* **Instructions for the task**:
Skip the images and restate every line of the records exactly.

* **The data**:

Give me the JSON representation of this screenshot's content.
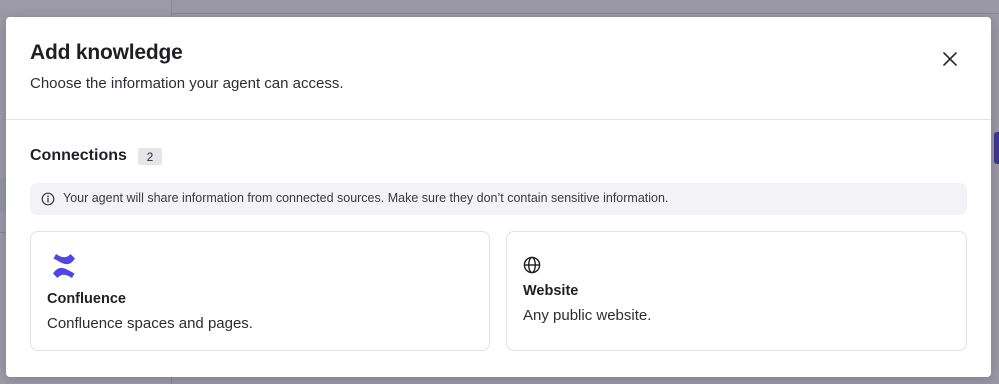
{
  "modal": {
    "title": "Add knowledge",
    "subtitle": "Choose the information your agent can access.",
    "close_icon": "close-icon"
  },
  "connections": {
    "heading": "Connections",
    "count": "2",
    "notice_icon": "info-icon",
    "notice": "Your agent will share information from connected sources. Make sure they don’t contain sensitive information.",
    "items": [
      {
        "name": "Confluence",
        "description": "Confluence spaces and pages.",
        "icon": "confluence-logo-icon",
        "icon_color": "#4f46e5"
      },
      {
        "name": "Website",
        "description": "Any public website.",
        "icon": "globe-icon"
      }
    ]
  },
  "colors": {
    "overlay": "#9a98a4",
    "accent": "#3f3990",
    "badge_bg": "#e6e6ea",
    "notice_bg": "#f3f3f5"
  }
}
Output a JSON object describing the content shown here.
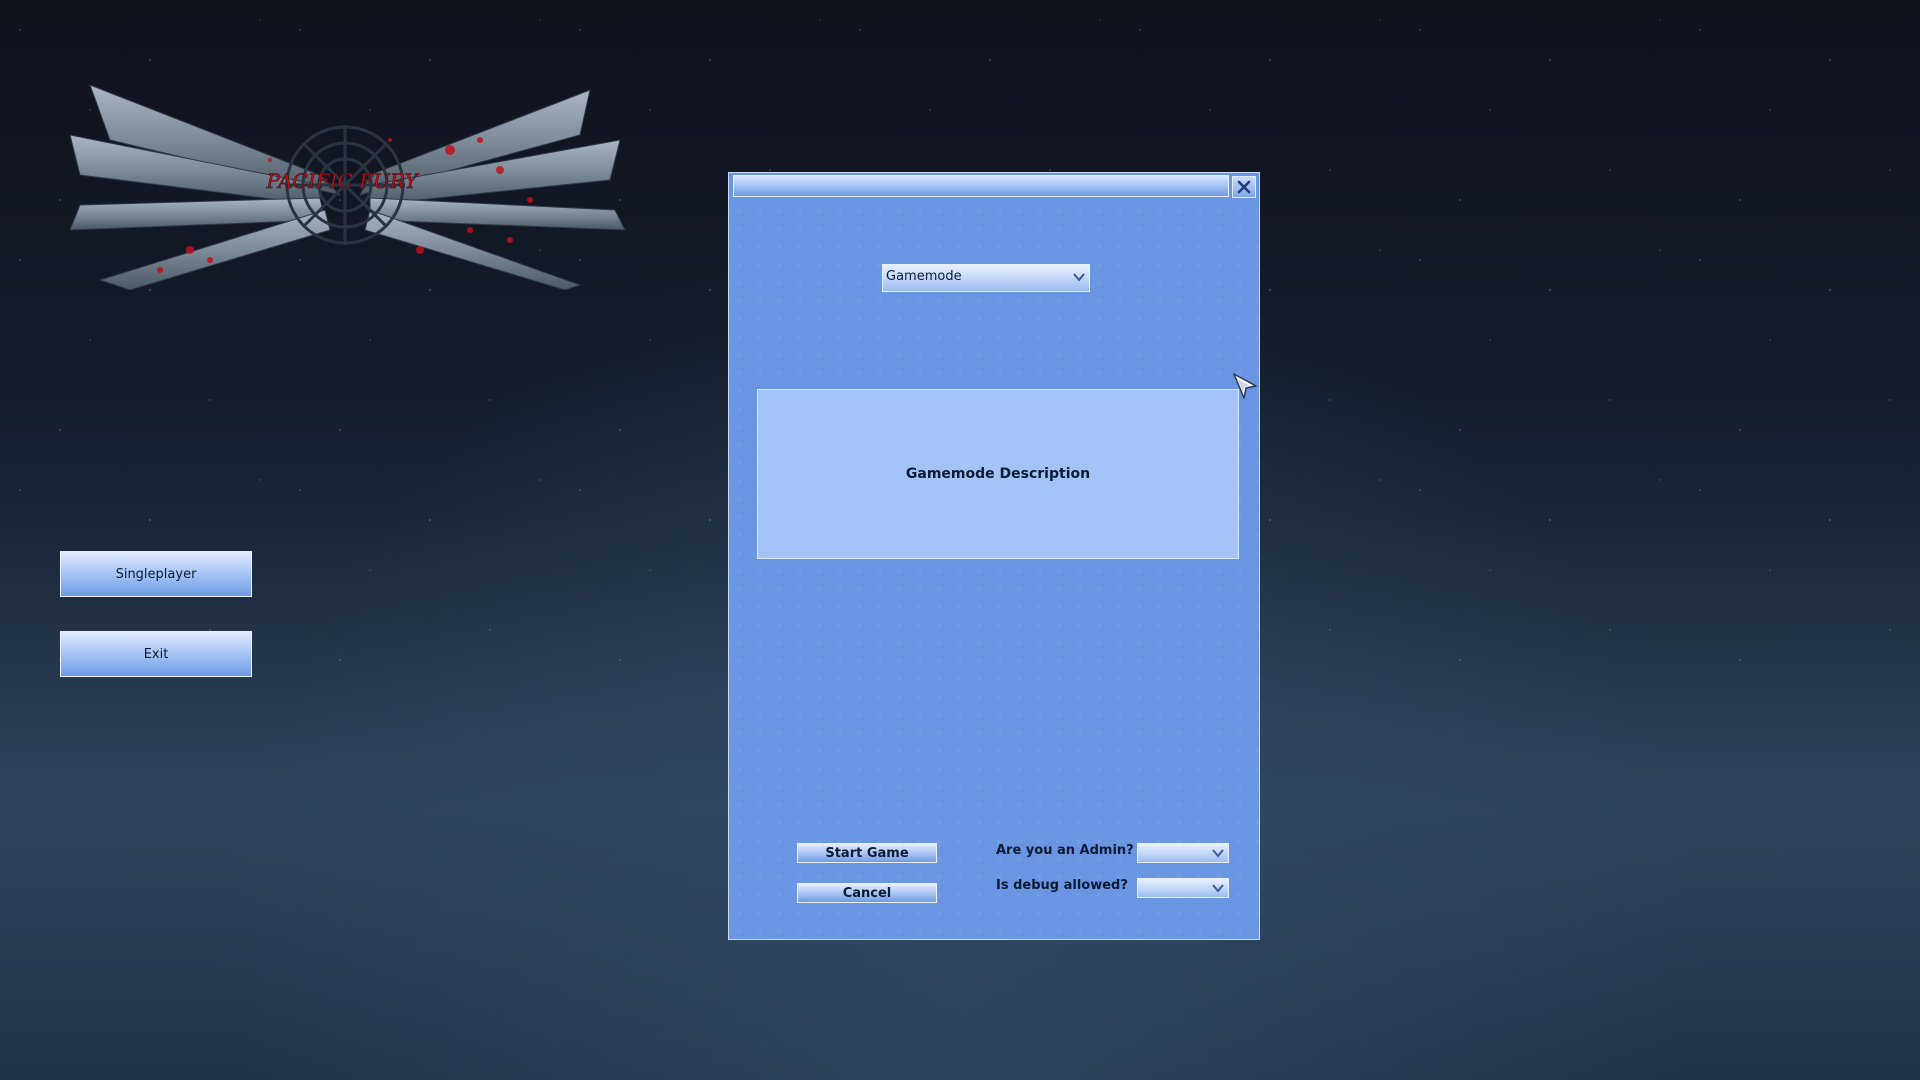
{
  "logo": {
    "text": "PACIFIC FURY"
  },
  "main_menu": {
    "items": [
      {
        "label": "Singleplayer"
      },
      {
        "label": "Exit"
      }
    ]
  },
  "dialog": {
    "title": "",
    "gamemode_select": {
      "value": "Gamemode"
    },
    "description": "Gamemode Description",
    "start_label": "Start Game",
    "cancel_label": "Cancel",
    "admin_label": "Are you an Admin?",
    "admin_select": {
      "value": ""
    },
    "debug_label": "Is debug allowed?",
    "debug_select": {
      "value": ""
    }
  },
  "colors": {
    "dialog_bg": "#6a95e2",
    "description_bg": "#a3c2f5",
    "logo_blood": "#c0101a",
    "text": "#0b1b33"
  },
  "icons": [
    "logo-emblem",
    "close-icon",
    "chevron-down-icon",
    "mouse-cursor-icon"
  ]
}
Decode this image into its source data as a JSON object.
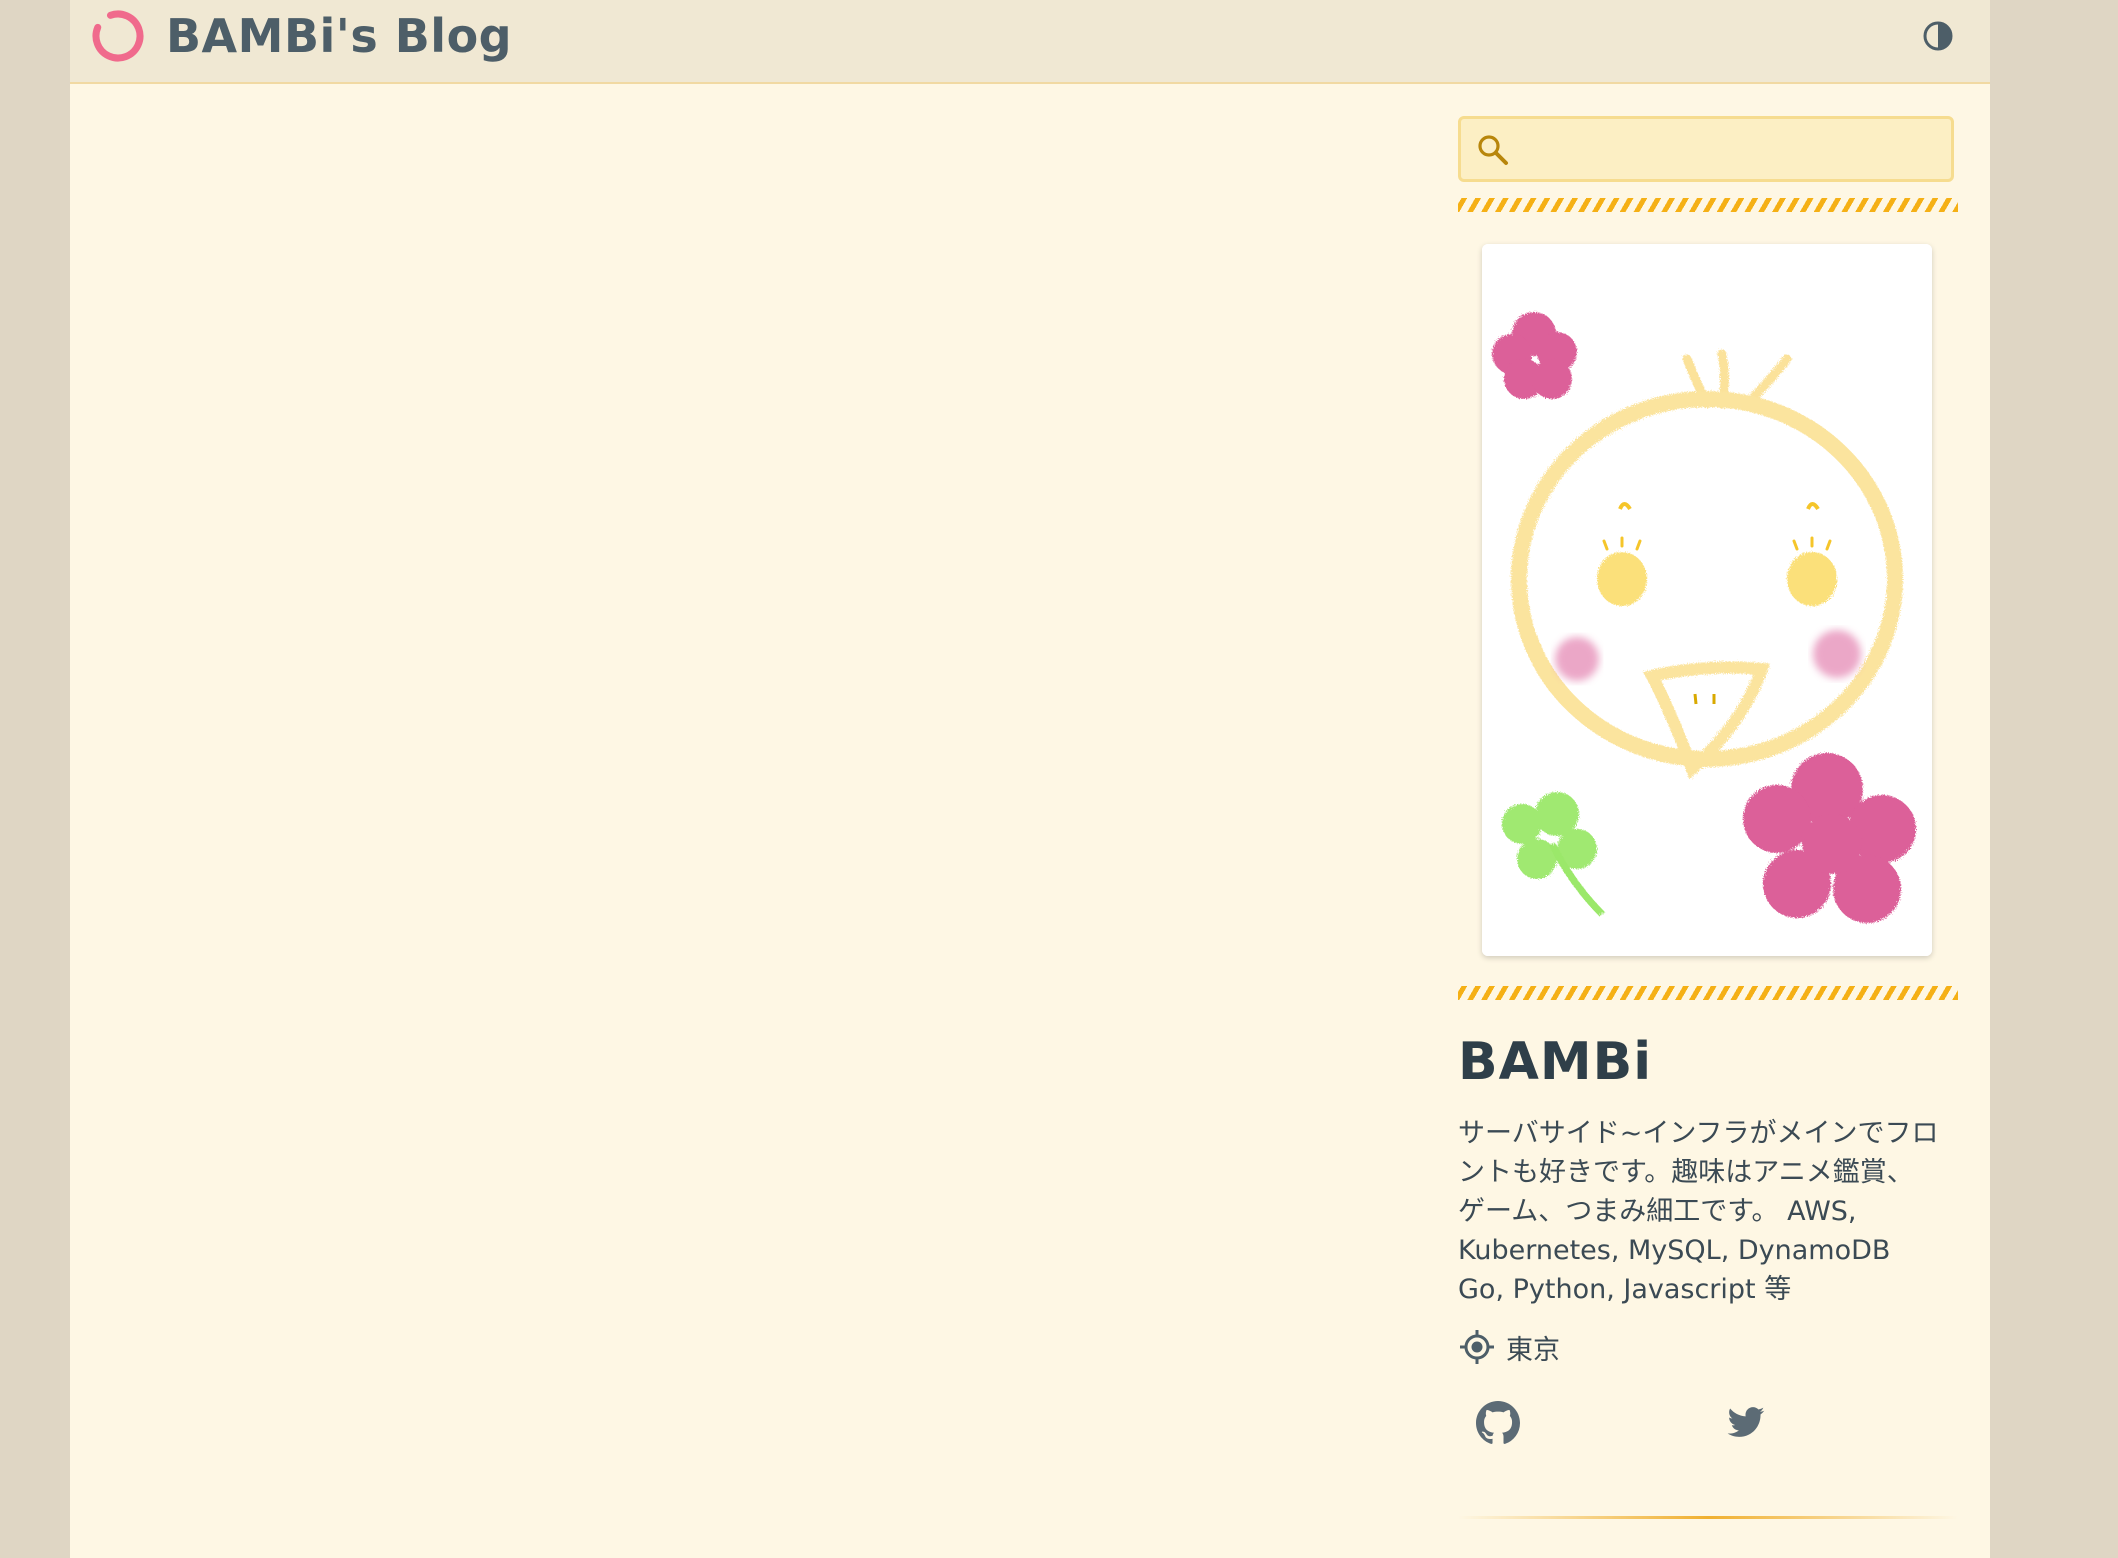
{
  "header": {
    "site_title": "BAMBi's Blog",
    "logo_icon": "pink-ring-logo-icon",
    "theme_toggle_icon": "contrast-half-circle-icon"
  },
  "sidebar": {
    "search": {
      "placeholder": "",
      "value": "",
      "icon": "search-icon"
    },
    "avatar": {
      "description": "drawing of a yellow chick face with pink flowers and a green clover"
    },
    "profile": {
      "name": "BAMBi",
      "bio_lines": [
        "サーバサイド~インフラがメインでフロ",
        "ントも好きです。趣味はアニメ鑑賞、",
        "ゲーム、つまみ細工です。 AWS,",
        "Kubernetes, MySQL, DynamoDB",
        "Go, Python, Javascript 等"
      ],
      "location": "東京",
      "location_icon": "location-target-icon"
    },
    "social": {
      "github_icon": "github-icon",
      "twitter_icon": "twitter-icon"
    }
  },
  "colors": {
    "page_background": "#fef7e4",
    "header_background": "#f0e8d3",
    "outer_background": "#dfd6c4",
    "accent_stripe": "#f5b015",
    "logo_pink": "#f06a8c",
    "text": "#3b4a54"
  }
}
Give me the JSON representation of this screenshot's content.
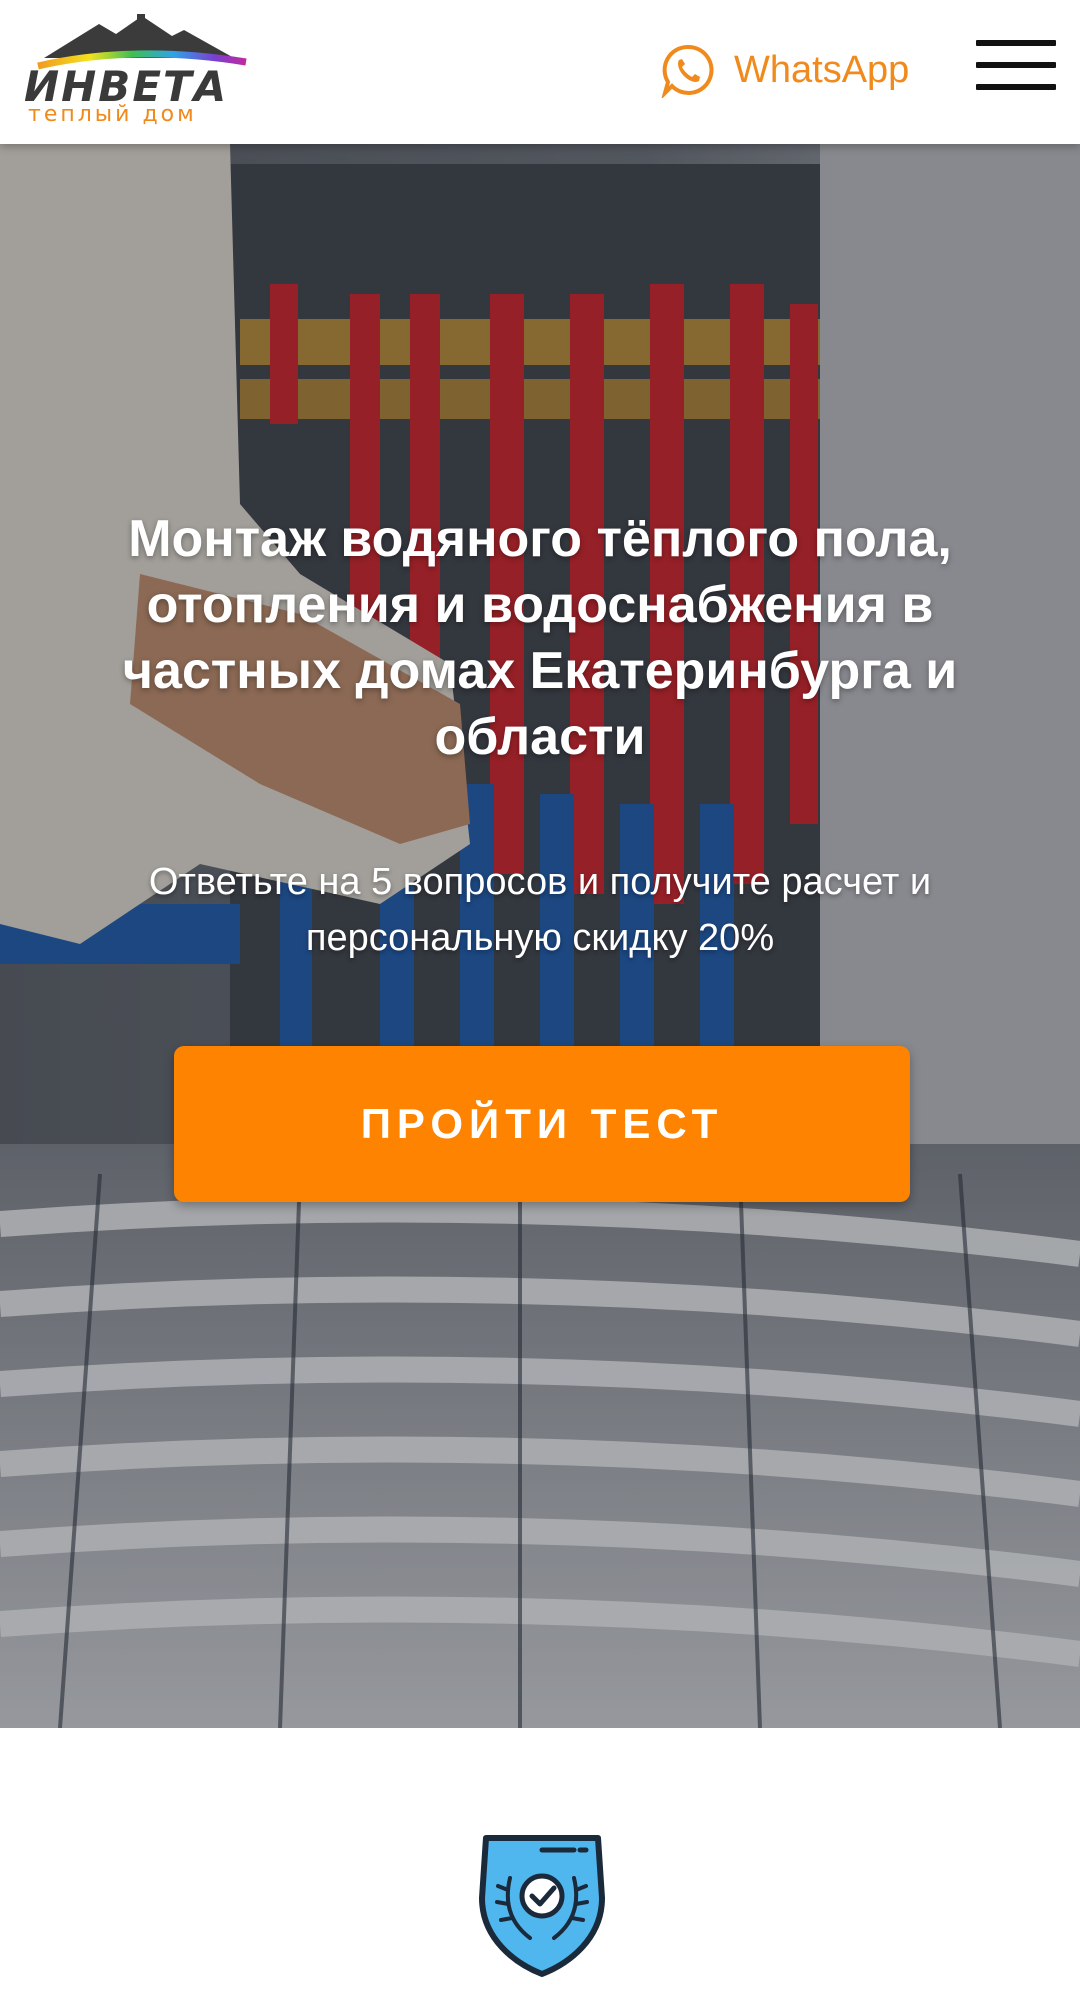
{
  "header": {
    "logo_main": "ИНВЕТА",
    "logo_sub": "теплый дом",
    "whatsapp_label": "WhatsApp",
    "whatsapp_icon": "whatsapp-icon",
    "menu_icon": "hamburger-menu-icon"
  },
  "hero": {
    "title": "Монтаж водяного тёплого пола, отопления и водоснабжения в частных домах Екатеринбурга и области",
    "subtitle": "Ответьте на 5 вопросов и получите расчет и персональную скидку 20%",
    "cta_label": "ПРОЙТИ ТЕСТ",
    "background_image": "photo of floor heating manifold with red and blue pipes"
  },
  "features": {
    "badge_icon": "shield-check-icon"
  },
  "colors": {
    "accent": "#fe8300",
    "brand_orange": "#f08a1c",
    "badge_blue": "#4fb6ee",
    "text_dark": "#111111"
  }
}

* **Written answer**:
Give me the JSON representation of this screenshot's content.
{
  "modal": {
    "title": "Add knowledge",
    "subtitle": "Choose the information your agent can access.",
    "close_icon": "close-icon"
  },
  "connections": {
    "heading": "Connections",
    "count": "2",
    "notice_icon": "info-icon",
    "notice": "Your agent will share information from connected sources. Make sure they don’t contain sensitive information.",
    "items": [
      {
        "name": "Confluence",
        "description": "Confluence spaces and pages.",
        "icon": "confluence-logo-icon",
        "icon_color": "#4f46e5"
      },
      {
        "name": "Website",
        "description": "Any public website.",
        "icon": "globe-icon"
      }
    ]
  },
  "colors": {
    "overlay": "#9a98a4",
    "accent": "#3f3990",
    "badge_bg": "#e6e6ea",
    "notice_bg": "#f3f3f5"
  }
}
Output a JSON object describing the content shown here.
{
  "logo": {
    "text": "PACIFIC FURY"
  },
  "main_menu": {
    "items": [
      {
        "label": "Singleplayer"
      },
      {
        "label": "Exit"
      }
    ]
  },
  "dialog": {
    "title": "",
    "gamemode_select": {
      "value": "Gamemode"
    },
    "description": "Gamemode Description",
    "start_label": "Start Game",
    "cancel_label": "Cancel",
    "admin_label": "Are you an Admin?",
    "admin_select": {
      "value": ""
    },
    "debug_label": "Is debug allowed?",
    "debug_select": {
      "value": ""
    }
  },
  "colors": {
    "dialog_bg": "#6a95e2",
    "description_bg": "#a3c2f5",
    "logo_blood": "#c0101a",
    "text": "#0b1b33"
  },
  "icons": [
    "logo-emblem",
    "close-icon",
    "chevron-down-icon",
    "mouse-cursor-icon"
  ]
}
Decode this image into its source data as a JSON object.
{
  "header": {
    "site_title": "BAMBi's Blog",
    "logo_icon": "pink-ring-logo-icon",
    "theme_toggle_icon": "contrast-half-circle-icon"
  },
  "sidebar": {
    "search": {
      "placeholder": "",
      "value": "",
      "icon": "search-icon"
    },
    "avatar": {
      "description": "drawing of a yellow chick face with pink flowers and a green clover"
    },
    "profile": {
      "name": "BAMBi",
      "bio_lines": [
        "サーバサイド~インフラがメインでフロ",
        "ントも好きです。趣味はアニメ鑑賞、",
        "ゲーム、つまみ細工です。 AWS,",
        "Kubernetes, MySQL, DynamoDB",
        "Go, Python, Javascript 等"
      ],
      "location": "東京",
      "location_icon": "location-target-icon"
    },
    "social": {
      "github_icon": "github-icon",
      "twitter_icon": "twitter-icon"
    }
  },
  "colors": {
    "page_background": "#fef7e4",
    "header_background": "#f0e8d3",
    "outer_background": "#dfd6c4",
    "accent_stripe": "#f5b015",
    "logo_pink": "#f06a8c",
    "text": "#3b4a54"
  }
}
Give me the JSON representation of this screenshot's content.
{
  "header": {
    "logo_main": "ИНВЕТА",
    "logo_sub": "теплый дом",
    "whatsapp_label": "WhatsApp",
    "whatsapp_icon": "whatsapp-icon",
    "menu_icon": "hamburger-menu-icon"
  },
  "hero": {
    "title": "Монтаж водяного тёплого пола, отопления и водоснабжения в частных домах Екатеринбурга и области",
    "subtitle": "Ответьте на 5 вопросов и получите расчет и персональную скидку 20%",
    "cta_label": "ПРОЙТИ ТЕСТ",
    "background_image": "photo of floor heating manifold with red and blue pipes"
  },
  "features": {
    "badge_icon": "shield-check-icon"
  },
  "colors": {
    "accent": "#fe8300",
    "brand_orange": "#f08a1c",
    "badge_blue": "#4fb6ee",
    "text_dark": "#111111"
  }
}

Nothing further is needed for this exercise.